Robert Ruffner, executive director of the Kenai Watershed Forum, said despite the Kenai River’s successes, it still lacks water quantity data, especially in the watershed’s smaller river systems.
“We’ve had some major natural events happen — the spruce bark beetle effects on the Peninsula that are just a decade or 15 years old,” he said. “It really changed our landscape in a very dramatic way and the science behind understanding what that means for the water in the streams is really lacking here.”
Paul Shadura, board director of the Kenai Peninsula Fisherman’s Association, said the Kenai River is an artery to the fishing industry in Cook Inlet and the River Center has represented a “balancing act,” among user groups.
Shadura also discussed this year’s king salmon run and the restrictions forced on fishermen.

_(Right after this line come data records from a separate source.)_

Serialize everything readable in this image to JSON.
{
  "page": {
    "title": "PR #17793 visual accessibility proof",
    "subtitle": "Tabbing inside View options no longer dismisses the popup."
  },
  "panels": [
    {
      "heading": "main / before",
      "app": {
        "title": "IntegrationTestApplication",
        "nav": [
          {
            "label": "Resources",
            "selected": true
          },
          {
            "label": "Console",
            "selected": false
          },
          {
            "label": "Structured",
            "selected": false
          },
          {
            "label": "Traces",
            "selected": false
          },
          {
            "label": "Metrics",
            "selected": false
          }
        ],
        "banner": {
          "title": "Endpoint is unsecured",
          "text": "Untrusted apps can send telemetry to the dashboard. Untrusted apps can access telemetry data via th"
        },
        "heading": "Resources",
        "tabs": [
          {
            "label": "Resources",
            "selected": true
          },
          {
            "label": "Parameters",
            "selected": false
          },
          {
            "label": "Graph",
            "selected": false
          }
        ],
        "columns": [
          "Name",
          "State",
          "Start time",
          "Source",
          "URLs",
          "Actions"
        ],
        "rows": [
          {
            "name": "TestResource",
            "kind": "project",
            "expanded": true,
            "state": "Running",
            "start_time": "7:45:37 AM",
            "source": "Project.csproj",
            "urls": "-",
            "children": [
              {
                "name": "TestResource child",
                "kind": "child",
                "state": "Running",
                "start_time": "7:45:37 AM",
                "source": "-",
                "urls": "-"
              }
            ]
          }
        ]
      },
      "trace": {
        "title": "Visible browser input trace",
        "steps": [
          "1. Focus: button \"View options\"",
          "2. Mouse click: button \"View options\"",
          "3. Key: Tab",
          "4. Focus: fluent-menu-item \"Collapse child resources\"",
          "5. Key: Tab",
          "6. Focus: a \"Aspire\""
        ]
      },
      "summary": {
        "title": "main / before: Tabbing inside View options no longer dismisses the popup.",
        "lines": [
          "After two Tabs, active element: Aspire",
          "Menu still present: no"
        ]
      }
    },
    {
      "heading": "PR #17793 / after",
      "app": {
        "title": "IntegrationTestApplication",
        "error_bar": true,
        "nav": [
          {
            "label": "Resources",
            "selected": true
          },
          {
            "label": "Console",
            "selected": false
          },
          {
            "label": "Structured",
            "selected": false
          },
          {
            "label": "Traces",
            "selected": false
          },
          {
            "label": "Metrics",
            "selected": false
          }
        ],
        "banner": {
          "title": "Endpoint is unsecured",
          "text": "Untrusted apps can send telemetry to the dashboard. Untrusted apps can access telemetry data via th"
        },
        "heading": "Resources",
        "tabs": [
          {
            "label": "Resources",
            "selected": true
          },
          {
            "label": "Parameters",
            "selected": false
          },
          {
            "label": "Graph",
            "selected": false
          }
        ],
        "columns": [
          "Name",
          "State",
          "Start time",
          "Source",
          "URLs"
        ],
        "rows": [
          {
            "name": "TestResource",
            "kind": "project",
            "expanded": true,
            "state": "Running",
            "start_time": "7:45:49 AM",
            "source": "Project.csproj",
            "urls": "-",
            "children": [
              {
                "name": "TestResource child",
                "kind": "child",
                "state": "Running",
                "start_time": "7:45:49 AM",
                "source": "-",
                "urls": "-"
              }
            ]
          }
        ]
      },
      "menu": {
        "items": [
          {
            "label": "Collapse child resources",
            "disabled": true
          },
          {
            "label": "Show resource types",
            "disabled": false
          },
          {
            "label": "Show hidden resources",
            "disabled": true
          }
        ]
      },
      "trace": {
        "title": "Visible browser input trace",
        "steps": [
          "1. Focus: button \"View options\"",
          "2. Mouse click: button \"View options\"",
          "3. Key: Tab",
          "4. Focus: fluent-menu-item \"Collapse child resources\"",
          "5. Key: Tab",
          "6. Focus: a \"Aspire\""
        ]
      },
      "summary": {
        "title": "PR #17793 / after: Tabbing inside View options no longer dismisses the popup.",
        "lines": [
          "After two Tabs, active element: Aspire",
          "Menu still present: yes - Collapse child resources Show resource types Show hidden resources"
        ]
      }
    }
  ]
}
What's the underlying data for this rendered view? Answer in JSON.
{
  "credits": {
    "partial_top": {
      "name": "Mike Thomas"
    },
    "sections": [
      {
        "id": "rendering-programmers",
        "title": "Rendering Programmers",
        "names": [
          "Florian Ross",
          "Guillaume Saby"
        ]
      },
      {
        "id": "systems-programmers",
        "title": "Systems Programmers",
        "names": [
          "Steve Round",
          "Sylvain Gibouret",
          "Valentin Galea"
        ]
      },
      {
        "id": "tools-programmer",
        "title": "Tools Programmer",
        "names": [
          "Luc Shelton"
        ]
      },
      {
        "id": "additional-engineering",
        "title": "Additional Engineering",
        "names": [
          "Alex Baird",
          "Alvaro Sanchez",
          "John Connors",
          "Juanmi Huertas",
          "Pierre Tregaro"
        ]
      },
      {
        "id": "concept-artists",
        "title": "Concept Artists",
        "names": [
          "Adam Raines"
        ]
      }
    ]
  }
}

“This is a huge canary in the coal mine,” he said. “We are worried and as we go forward, we are hoping this center will be helpful to determine if in fact our spawning areas and nursery grounds are maybe being affected by maybe loving the river to death as (Soldotna) Mayor (Peter) Micciche has said.”
Sue Mauger, science director for Cook Inletkeeper, addressed the anadromous stream protections on the books in the borough and the subsequent “education problem” it created.
“The kids aren’t going to save us,” she said. “This is something that can be pushed back in the next year. It is adult education that is super important and even though in here we all preach to the choir a lot ... there is a big gap to convince the local land owner that what they do matters.”
Mauger said even if the problem with king salmon stocks turns out to be in the ocean, local river protection efforts shouldn’t wane.
“Once that is corrected or shifts or whatever, the fish still come back to the watershed and if we have dropped the ball on the watershed then what we all fear will have come to happen,” she said.
Hughes also talked about the constant need for education and dispelling misguided distrust in those who manage the river. He said the River Center has helped with that.
“It is easy to be angry at government when it is just a box or a building,” he said. “But when it is people, when it is your neighbors, it is really hard to have distrust of those people because your kids go to school with those people.”
Mohorcich gave Castle a copy of the River Center’s “On the River” publication before she gave her closing remarks.
“Your work is not yet complete, as you all know,” she said. “I just want to encourage you to keep at it and keep fighting the good fight recognizing that not everyone has their head in the same place as where this group is this morning.
“But it is really, really important to all of us and our children and grandchildren that you keep on going and keep working to preserve this asset you all recognize as so important.”
Brian Smith can be reached at firstname.lastname@example.org.